Possibly the most baffling and profound experience found on Crossing the Divide is the double takes that the listener is forced into. On the second track “Jerks in the Obsolaire” and the final track, “(…),” a wavering vocals are used when combined with the sparse instrumentation, mimics the mood and sound of Radiohead. I mention this to give you an idea of the diversity and breadth of influences and moods throughout Crossing the Divide. The band has been able to draw from across all genres, even outside the metal world, and flawlessly intertwine those references with their sound.
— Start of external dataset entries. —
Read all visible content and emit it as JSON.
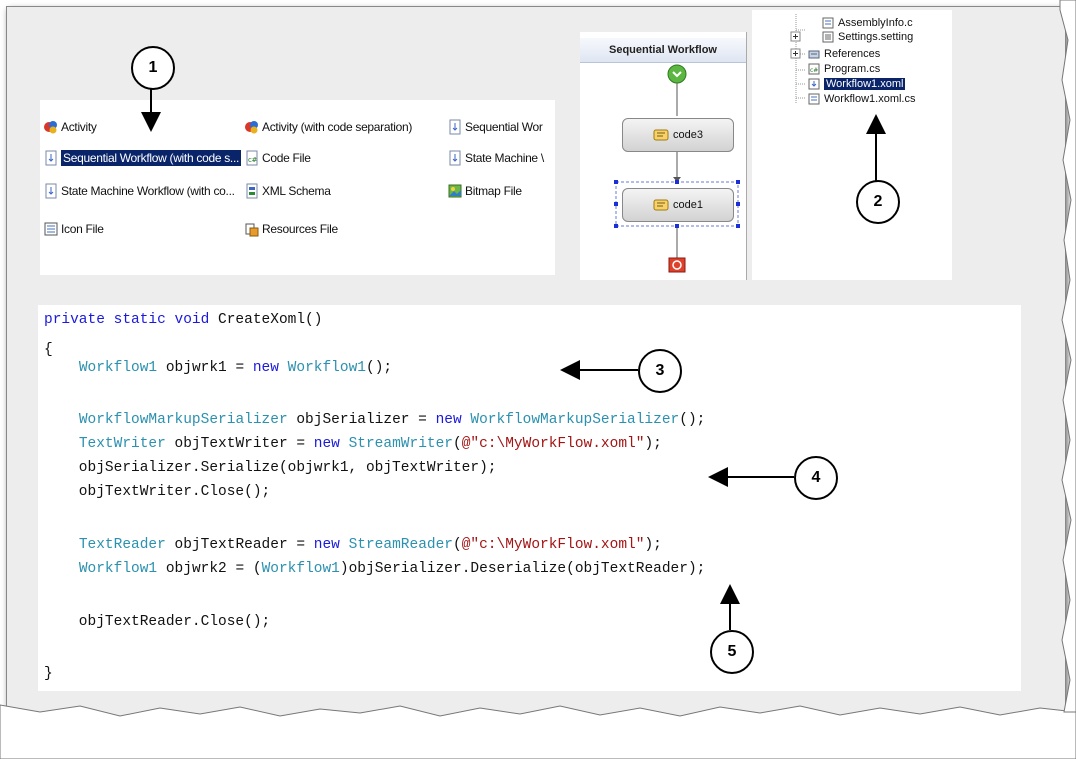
{
  "templates": {
    "items": [
      {
        "label": "Activity",
        "icon": "activity-icon"
      },
      {
        "label": "Activity (with code separation)",
        "icon": "activity-icon"
      },
      {
        "label": "Sequential Wor",
        "icon": "workflow-icon"
      },
      {
        "label": "Sequential Workflow (with code s...",
        "icon": "workflow-icon",
        "selected": true
      },
      {
        "label": "Code File",
        "icon": "code-file-icon"
      },
      {
        "label": "State Machine \\",
        "icon": "workflow-icon"
      },
      {
        "label": "State Machine Workflow (with co...",
        "icon": "workflow-icon"
      },
      {
        "label": "XML Schema",
        "icon": "xml-schema-icon"
      },
      {
        "label": "Bitmap File",
        "icon": "bitmap-icon"
      },
      {
        "label": "Icon File",
        "icon": "icon-file-icon"
      },
      {
        "label": "Resources File",
        "icon": "resources-icon"
      }
    ]
  },
  "designer": {
    "title": "Sequential Workflow",
    "activities": [
      "code3",
      "code1"
    ]
  },
  "solution": {
    "items": [
      {
        "label": "AssemblyInfo.c",
        "icon": "cs-file-icon"
      },
      {
        "label": "Settings.setting",
        "icon": "settings-icon"
      },
      {
        "label": "References",
        "icon": "references-icon"
      },
      {
        "label": "Program.cs",
        "icon": "cs-file-icon"
      },
      {
        "label": "Workflow1.xoml",
        "icon": "xoml-file-icon",
        "selected": true
      },
      {
        "label": "Workflow1.xoml.cs",
        "icon": "cs-file-icon"
      }
    ]
  },
  "code": {
    "lines": [
      [
        {
          "t": "private static void ",
          "c": "kw"
        },
        {
          "t": "CreateXoml()",
          "c": ""
        }
      ],
      [
        {
          "t": "{",
          "c": ""
        }
      ],
      [
        {
          "t": "    ",
          "c": ""
        },
        {
          "t": "Workflow1",
          "c": "ty"
        },
        {
          "t": " objwrk1 = ",
          "c": ""
        },
        {
          "t": "new",
          "c": "kw"
        },
        {
          "t": " ",
          "c": ""
        },
        {
          "t": "Workflow1",
          "c": "ty"
        },
        {
          "t": "();",
          "c": ""
        }
      ],
      [
        {
          "t": "    ",
          "c": ""
        },
        {
          "t": "WorkflowMarkupSerializer",
          "c": "ty"
        },
        {
          "t": " objSerializer = ",
          "c": ""
        },
        {
          "t": "new",
          "c": "kw"
        },
        {
          "t": " ",
          "c": ""
        },
        {
          "t": "WorkflowMarkupSerializer",
          "c": "ty"
        },
        {
          "t": "();",
          "c": ""
        }
      ],
      [
        {
          "t": "    ",
          "c": ""
        },
        {
          "t": "TextWriter",
          "c": "ty"
        },
        {
          "t": " objTextWriter = ",
          "c": ""
        },
        {
          "t": "new",
          "c": "kw"
        },
        {
          "t": " ",
          "c": ""
        },
        {
          "t": "StreamWriter",
          "c": "ty"
        },
        {
          "t": "(",
          "c": ""
        },
        {
          "t": "@\"c:\\MyWorkFlow.xoml\"",
          "c": "st"
        },
        {
          "t": ");",
          "c": ""
        }
      ],
      [
        {
          "t": "    objSerializer.Serialize(objwrk1, objTextWriter);",
          "c": ""
        }
      ],
      [
        {
          "t": "    objTextWriter.Close();",
          "c": ""
        }
      ],
      [
        {
          "t": "    ",
          "c": ""
        },
        {
          "t": "TextReader",
          "c": "ty"
        },
        {
          "t": " objTextReader = ",
          "c": ""
        },
        {
          "t": "new",
          "c": "kw"
        },
        {
          "t": " ",
          "c": ""
        },
        {
          "t": "StreamReader",
          "c": "ty"
        },
        {
          "t": "(",
          "c": ""
        },
        {
          "t": "@\"c:\\MyWorkFlow.xoml\"",
          "c": "st"
        },
        {
          "t": ");",
          "c": ""
        }
      ],
      [
        {
          "t": "    ",
          "c": ""
        },
        {
          "t": "Workflow1",
          "c": "ty"
        },
        {
          "t": " objwrk2 = (",
          "c": ""
        },
        {
          "t": "Workflow1",
          "c": "ty"
        },
        {
          "t": ")objSerializer.Deserialize(objTextReader);",
          "c": ""
        }
      ],
      [
        {
          "t": "    objTextReader.Close();",
          "c": ""
        }
      ],
      [
        {
          "t": "}",
          "c": ""
        }
      ]
    ]
  },
  "callouts": [
    "1",
    "2",
    "3",
    "4",
    "5"
  ]
}
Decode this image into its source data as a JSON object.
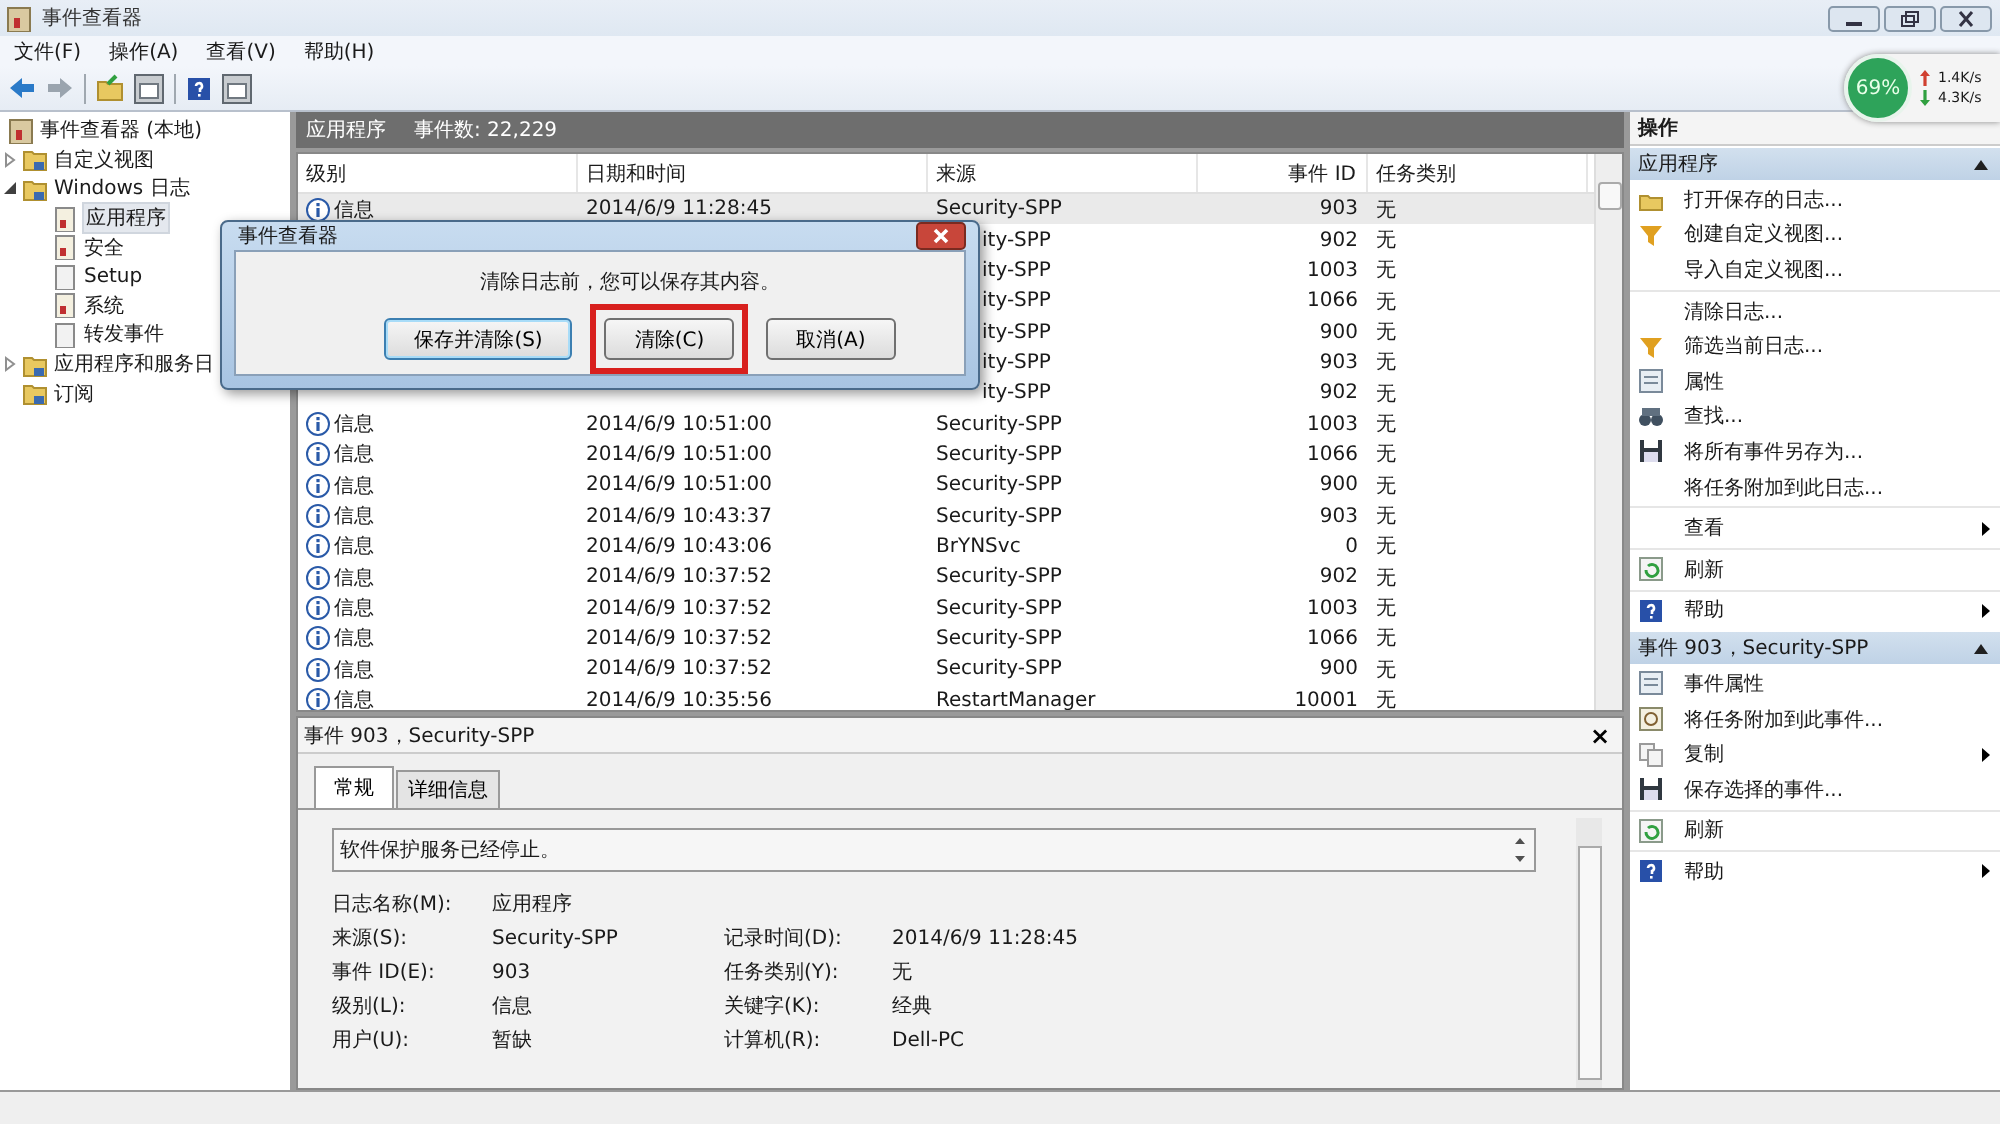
{
  "window": {
    "title": "事件查看器"
  },
  "menu": [
    "文件(F)",
    "操作(A)",
    "查看(V)",
    "帮助(H)"
  ],
  "network_widget": {
    "percent": "69%",
    "upload": "1.4K/s",
    "download": "4.3K/s"
  },
  "tree": [
    {
      "label": "事件查看器 (本地)",
      "kind": "root",
      "selected": false,
      "children": [
        {
          "label": "自定义视图",
          "kind": "folder",
          "selected": false,
          "expanded": false
        },
        {
          "label": "Windows 日志",
          "kind": "folder",
          "selected": false,
          "expanded": true,
          "children": [
            {
              "label": "应用程序",
              "kind": "log",
              "selected": true
            },
            {
              "label": "安全",
              "kind": "log",
              "selected": false
            },
            {
              "label": "Setup",
              "kind": "plain",
              "selected": false
            },
            {
              "label": "系统",
              "kind": "log",
              "selected": false
            },
            {
              "label": "转发事件",
              "kind": "plain",
              "selected": false
            }
          ]
        },
        {
          "label": "应用程序和服务日",
          "kind": "folder",
          "selected": false,
          "expanded": false
        },
        {
          "label": "订阅",
          "kind": "folder",
          "selected": false
        }
      ]
    }
  ],
  "log_header": {
    "name": "应用程序",
    "count": "事件数: 22,229"
  },
  "table": {
    "columns": [
      "级别",
      "日期和时间",
      "来源",
      "事件 ID",
      "任务类别"
    ],
    "rows": [
      {
        "level": "信息",
        "date": "2014/6/9 11:28:45",
        "source": "Security-SPP",
        "id": "903",
        "task": "无",
        "selected": true
      },
      {
        "source": "ity-SPP",
        "id": "902",
        "task": "无",
        "selected": false
      },
      {
        "source": "ity-SPP",
        "id": "1003",
        "task": "无",
        "selected": false
      },
      {
        "source": "ity-SPP",
        "id": "1066",
        "task": "无",
        "selected": false
      },
      {
        "source": "ity-SPP",
        "id": "900",
        "task": "无",
        "selected": false
      },
      {
        "source": "ity-SPP",
        "id": "903",
        "task": "无",
        "selected": false
      },
      {
        "source": "ity-SPP",
        "id": "902",
        "task": "无",
        "selected": false
      },
      {
        "level": "信息",
        "date": "2014/6/9 10:51:00",
        "source": "Security-SPP",
        "id": "1003",
        "task": "无",
        "selected": false
      },
      {
        "level": "信息",
        "date": "2014/6/9 10:51:00",
        "source": "Security-SPP",
        "id": "1066",
        "task": "无",
        "selected": false
      },
      {
        "level": "信息",
        "date": "2014/6/9 10:51:00",
        "source": "Security-SPP",
        "id": "900",
        "task": "无",
        "selected": false
      },
      {
        "level": "信息",
        "date": "2014/6/9 10:43:37",
        "source": "Security-SPP",
        "id": "903",
        "task": "无",
        "selected": false
      },
      {
        "level": "信息",
        "date": "2014/6/9 10:43:06",
        "source": "BrYNSvc",
        "id": "0",
        "task": "无",
        "selected": false
      },
      {
        "level": "信息",
        "date": "2014/6/9 10:37:52",
        "source": "Security-SPP",
        "id": "902",
        "task": "无",
        "selected": false
      },
      {
        "level": "信息",
        "date": "2014/6/9 10:37:52",
        "source": "Security-SPP",
        "id": "1003",
        "task": "无",
        "selected": false
      },
      {
        "level": "信息",
        "date": "2014/6/9 10:37:52",
        "source": "Security-SPP",
        "id": "1066",
        "task": "无",
        "selected": false
      },
      {
        "level": "信息",
        "date": "2014/6/9 10:37:52",
        "source": "Security-SPP",
        "id": "900",
        "task": "无",
        "selected": false
      },
      {
        "level": "信息",
        "date": "2014/6/9 10:35:56",
        "source": "RestartManager",
        "id": "10001",
        "task": "无",
        "selected": false
      }
    ]
  },
  "detail": {
    "title": "事件 903，Security-SPP",
    "close": "×",
    "tabs": [
      {
        "label": "常规",
        "selected": true
      },
      {
        "label": "详细信息",
        "selected": false
      }
    ],
    "message": "软件保护服务已经停止。",
    "fields": [
      [
        {
          "label": "日志名称(M):",
          "value": "应用程序"
        }
      ],
      [
        {
          "label": "来源(S):",
          "value": "Security-SPP"
        },
        {
          "label": "记录时间(D):",
          "value": "2014/6/9 11:28:45"
        }
      ],
      [
        {
          "label": "事件 ID(E):",
          "value": "903"
        },
        {
          "label": "任务类别(Y):",
          "value": "无"
        }
      ],
      [
        {
          "label": "级别(L):",
          "value": "信息"
        },
        {
          "label": "关键字(K):",
          "value": "经典"
        }
      ],
      [
        {
          "label": "用户(U):",
          "value": "暂缺"
        },
        {
          "label": "计算机(R):",
          "value": "Dell-PC"
        }
      ]
    ]
  },
  "actions": {
    "title": "操作",
    "sections": [
      {
        "title": "应用程序",
        "groups": [
          [
            {
              "label": "打开保存的日志...",
              "kind": "open",
              "submenu": false
            },
            {
              "label": "创建自定义视图...",
              "kind": "filter",
              "submenu": false
            },
            {
              "label": "导入自定义视图...",
              "kind": "none",
              "submenu": false
            }
          ],
          [
            {
              "label": "清除日志...",
              "kind": "none",
              "submenu": false
            },
            {
              "label": "筛选当前日志...",
              "kind": "filter",
              "submenu": false
            },
            {
              "label": "属性",
              "kind": "properties",
              "submenu": false
            },
            {
              "label": "查找...",
              "kind": "find",
              "submenu": false
            },
            {
              "label": "将所有事件另存为...",
              "kind": "save",
              "submenu": false
            },
            {
              "label": "将任务附加到此日志...",
              "kind": "none",
              "submenu": false
            }
          ],
          [
            {
              "label": "查看",
              "kind": "none",
              "submenu": true
            }
          ],
          [
            {
              "label": "刷新",
              "kind": "refresh",
              "submenu": false
            }
          ],
          [
            {
              "label": "帮助",
              "kind": "help",
              "submenu": true
            }
          ]
        ]
      },
      {
        "title": "事件 903，Security-SPP",
        "groups": [
          [
            {
              "label": "事件属性",
              "kind": "properties",
              "submenu": false
            },
            {
              "label": "将任务附加到此事件...",
              "kind": "attach",
              "submenu": false
            },
            {
              "label": "复制",
              "kind": "copy",
              "submenu": true
            },
            {
              "label": "保存选择的事件...",
              "kind": "save",
              "submenu": false
            }
          ],
          [
            {
              "label": "刷新",
              "kind": "refresh",
              "submenu": false
            }
          ],
          [
            {
              "label": "帮助",
              "kind": "help",
              "submenu": true
            }
          ]
        ]
      }
    ]
  },
  "dialog": {
    "title": "事件查看器",
    "message": "清除日志前，您可以保存其内容。",
    "buttons": [
      {
        "label": "保存并清除(S)",
        "highlighted": false
      },
      {
        "label": "清除(C)",
        "highlighted": true
      },
      {
        "label": "取消(A)",
        "highlighted": false
      }
    ]
  }
}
On the fifth track, “Alarms,” The Benzene Ring shows that they can hit drone levels of ambiance. It’s that fluidity that keeps the album cruising along despite it’s twelve tracks. The Benzene Ring’s ability to edit; to leave out vocals and let the negative space step to the forefront is another mark of their success. Conversely, when vocals are necessary to fill space, The Benzene Ring does so carefully and didactically adding yet another layer to their constantly developing sound.
Crossing the Divide might fall into a label of some post-progressive metal musically, but the album provides plenty of emotion, surprise and excitement. Throughout the album, ideas constantly develop, carry over from track to track and eventually resolve into melting beauty. Twelve songs spanning almost 80 minutes feels almost like a successful therapy session as the album fades out leaving you emotionally wrecked but hopeful for the future. It is, in that way, an interactive experience. You will find yourself humming along, bobbing your head and potentially slowly rocking back and forth with your eyes closed. Enjoy it, it’s not everyday that an album like this comes along.
Get Crossing the Divide here.